Immigrants build homes, wash cars, clean buildings and pick crops, and in return for the income earned, they are paying taxes and buying food, homes and clothing, he said.
"Do they want the state to suffer?" he asked. "It's amazing how much we (as a state) stand to lose."
Most business owners who talk on the record don't focus on such arguments, instead insisting they want to have a legal workforce but that to make employers double as immigration agents goes too far.
Bill Konopnicki sees the debate from his post as a Republican state lawmaker from Safford as well as the operator of several McDonald's restaurants in southeastern Arizona.
Last spring, he had his staff try out the federal Basic Pilot Program, the employment-authorization program being touted by Rep. Russell Pearce, R-Mesa, and Sen. Bill Brotherton, D-Phoenix.
Konopnicki was dismayed with the results and declared it not ready for widespread use, as his fellow lawmakers are advocating.
"It just took us forever to get things squared away," he said.
Of his 47 employees whose numbers were checked against the Social Security Administration's database, 17 came back with problems.
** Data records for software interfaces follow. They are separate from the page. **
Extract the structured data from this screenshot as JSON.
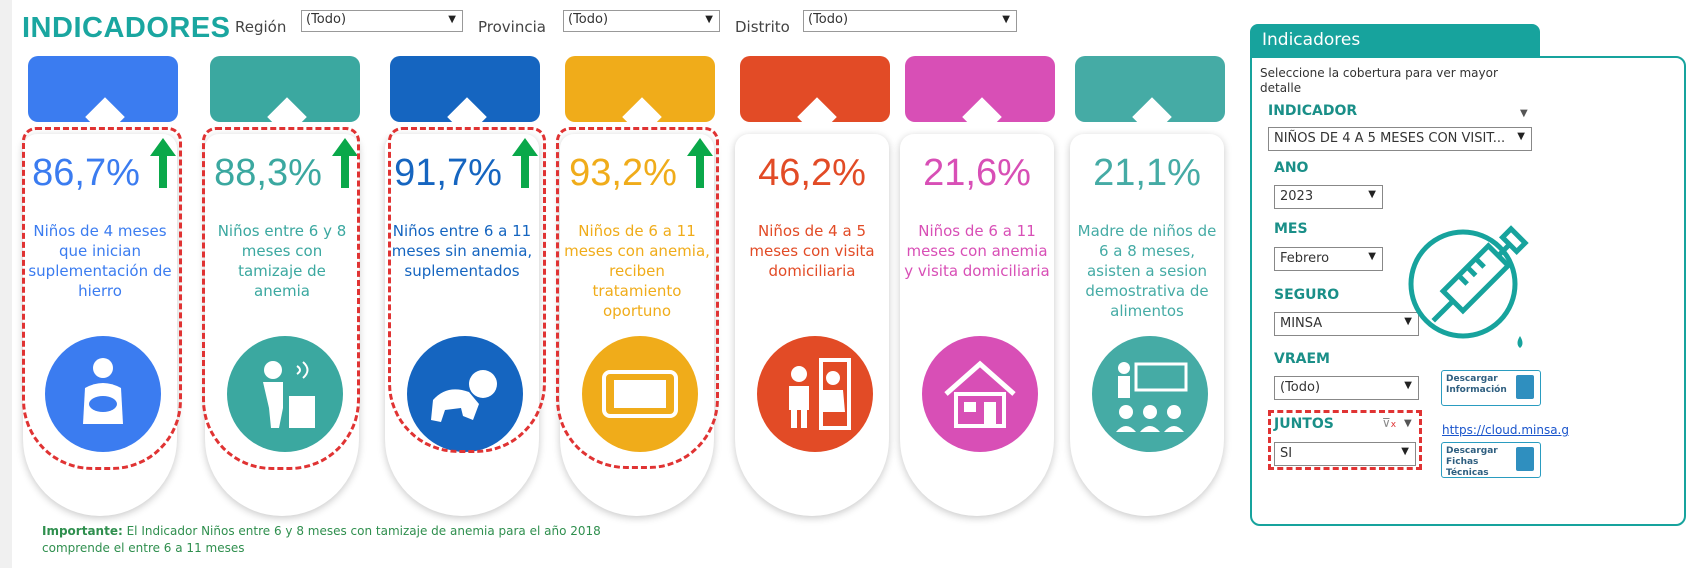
{
  "header": {
    "title": "INDICADORES",
    "filters": [
      {
        "label": "Región",
        "value": "(Todo)"
      },
      {
        "label": "Provincia",
        "value": "(Todo)"
      },
      {
        "label": "Distrito",
        "value": "(Todo)"
      }
    ]
  },
  "indicators": [
    {
      "value": "86,7%",
      "description": "Niños de 4 meses que inician suplementación de hierro",
      "color": "#3b7cf0",
      "icon": "mother-baby-icon",
      "trend": "up",
      "highlighted": true
    },
    {
      "value": "88,3%",
      "description": "Niños entre 6 y 8 meses con tamizaje de anemia",
      "color": "#3ba8a0",
      "icon": "child-testing-icon",
      "trend": "up",
      "highlighted": true
    },
    {
      "value": "91,7%",
      "description": "Niños entre 6 a 11 meses sin anemia, suplementados",
      "color": "#1565c0",
      "icon": "crawling-baby-icon",
      "trend": "up",
      "highlighted": true
    },
    {
      "value": "93,2%",
      "description": "Niños de 6 a 11 meses con anemia, reciben tratamiento oportuno",
      "color": "#f0ac1a",
      "icon": "supplement-pack-icon",
      "trend": "up",
      "highlighted": true
    },
    {
      "value": "46,2%",
      "description": "Niños de 4 a 5 meses con visita domiciliaria",
      "color": "#e24b26",
      "icon": "home-visit-icon",
      "trend": "none",
      "highlighted": false
    },
    {
      "value": "21,6%",
      "description": "Niños de 6 a 11 meses con anemia y visita domiciliaria",
      "color": "#d84fb6",
      "icon": "house-icon",
      "trend": "none",
      "highlighted": false
    },
    {
      "value": "21,1%",
      "description": "Madre de niños de 6 a 8 meses, asisten a sesion demostrativa de alimentos",
      "color": "#45aba5",
      "icon": "demonstration-session-icon",
      "trend": "none",
      "highlighted": false
    }
  ],
  "note": {
    "bold": "Importante:",
    "text": " El Indicador Niños entre 6 y 8 meses con tamizaje de anemia para el año 2018 comprende el entre 6 a 11 meses"
  },
  "panel": {
    "tab_title": "Indicadores",
    "instruction": "Seleccione la cobertura para ver mayor detalle",
    "indicador_label": "INDICADOR",
    "indicador_value": "NIÑOS DE 4 A 5 MESES CON VISIT...",
    "ano_label": "ANO",
    "ano_value": "2023",
    "mes_label": "MES",
    "mes_value": "Febrero",
    "seguro_label": "SEGURO",
    "seguro_value": "MINSA",
    "vraem_label": "VRAEM",
    "vraem_value": "(Todo)",
    "juntos_label": "JUNTOS",
    "juntos_value": "SI",
    "download_info": "Descargar Información",
    "download_sheets": "Descargar Fichas Técnicas",
    "link": "https://cloud.minsa.g",
    "icon": "syringe-icon"
  },
  "colors": {
    "teal": "#17a39d",
    "trend_arrow": "#0aa84a",
    "highlight": "#e03333"
  }
}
Eventually, all were cleared to work, he said, after transposed numbers were straightened out or married names were updated.
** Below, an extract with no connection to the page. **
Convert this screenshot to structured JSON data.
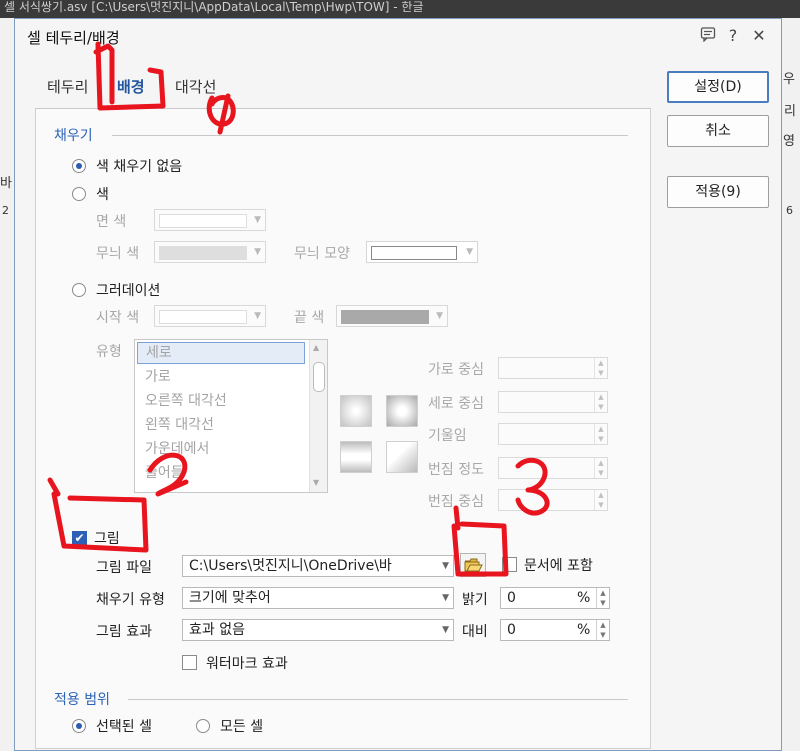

He said the program has improved now, because his company was making its checks on the phone, as opposed to online.
Still, he believes the system is too slow, and questions linger in his mind about whether he can fire someone whose Social Security number doesn't match the feds' records.
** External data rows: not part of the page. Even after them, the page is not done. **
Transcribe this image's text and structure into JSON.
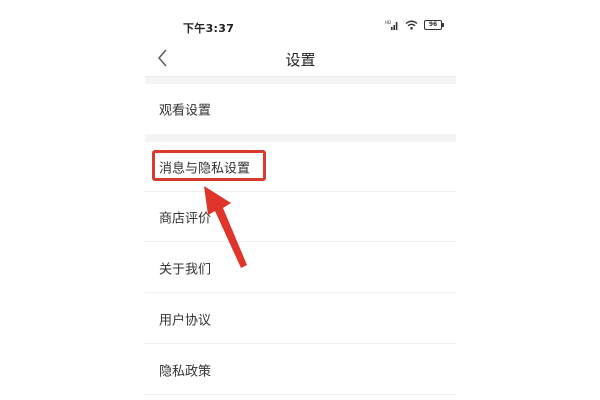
{
  "status_bar": {
    "time": "下午3:37",
    "battery": "96"
  },
  "header": {
    "title": "设置"
  },
  "settings": {
    "items": [
      {
        "label": "观看设置"
      },
      {
        "label": "消息与隐私设置"
      },
      {
        "label": "商店评价"
      },
      {
        "label": "关于我们"
      },
      {
        "label": "用户协议"
      },
      {
        "label": "隐私政策"
      }
    ]
  },
  "annotation": {
    "highlight_color": "#d83a2e",
    "highlighted_item": "消息与隐私设置"
  },
  "icons": [
    "back-arrow-icon",
    "signal-icon",
    "wifi-icon",
    "battery-icon"
  ]
}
"If I can be candid, the people who are asking for these sanctions to go in have never run a business, never gone through the hiring process," he said.
Other employers say they like the idea of checking the validity of Social Security numbers. They do so already, in a de facto manner, when quarterly reports arrive about mismatches with Social Security numbers, American Janitorial Services' Busby said. By then, those employees have left because they know they'll be found out.
Busby said checking Social Security numbers upfront would improve his chances of having a stable workforce.
Leroy Dowdy, chief executive officer of Tin Works in Scottsdale, feels the same way.
But he noted that the federal program doesn't catch identity theft, where a person uses another's name and Social Security number.
That is one of the shortcomings of the 10-year-old Basic Pilot Program, said Christopher Bentley, spokesman for the U.S. Bureau of Citizenship and Immigration Services, a branch of the Department of Homeland Security. To do that, the nation would need some sort of biometric identification system, he said.
However, the program can detect fraudulent Social Security numbers in a snap.
"If someone were to go to a street corner and buy a Social Security number or a green card (indicating legal status to work), the system will catch them 100 percent of the time," he said.
The voluntary program has approximately 5,000 participants nationwide, with about 150 of those in Arizona.
"It allows honest employers to remain honest," Bentley said. "It lets them know that the new hires they're bringing on are legal to work in the United States."
An executive with Bar-S Foods Co. has been in the program since 2000 and says the program works effortlessly, without backups or time delays.
Marty Thompson, the Phoenix-based firm's vice president of human resources, demonstrated the system for lawmakers earlier this month. Senators had few questions about his firm's five-plus years of experience with the program.
Instead, they were more interested in hearing from business representatives why the program is flawed.
"It's not the philosophy of whether we should have this check," said state Sen. Barbara Leff, a Paradise Valley Republican. "It's whether we can make it work."
Thompson's testimony aside, lawmakers rejected a bill that would have required the check of Social Security numbers. Instead, they backed a bill that rounds up a list of various employment violations already on the books and added fines for violating them. That bill is stalled in the Senate and likely will make way for HB2823.
Reach the reporters at maryjo.pitzl@arizonarepublic .com or firstname.lastname@example.org.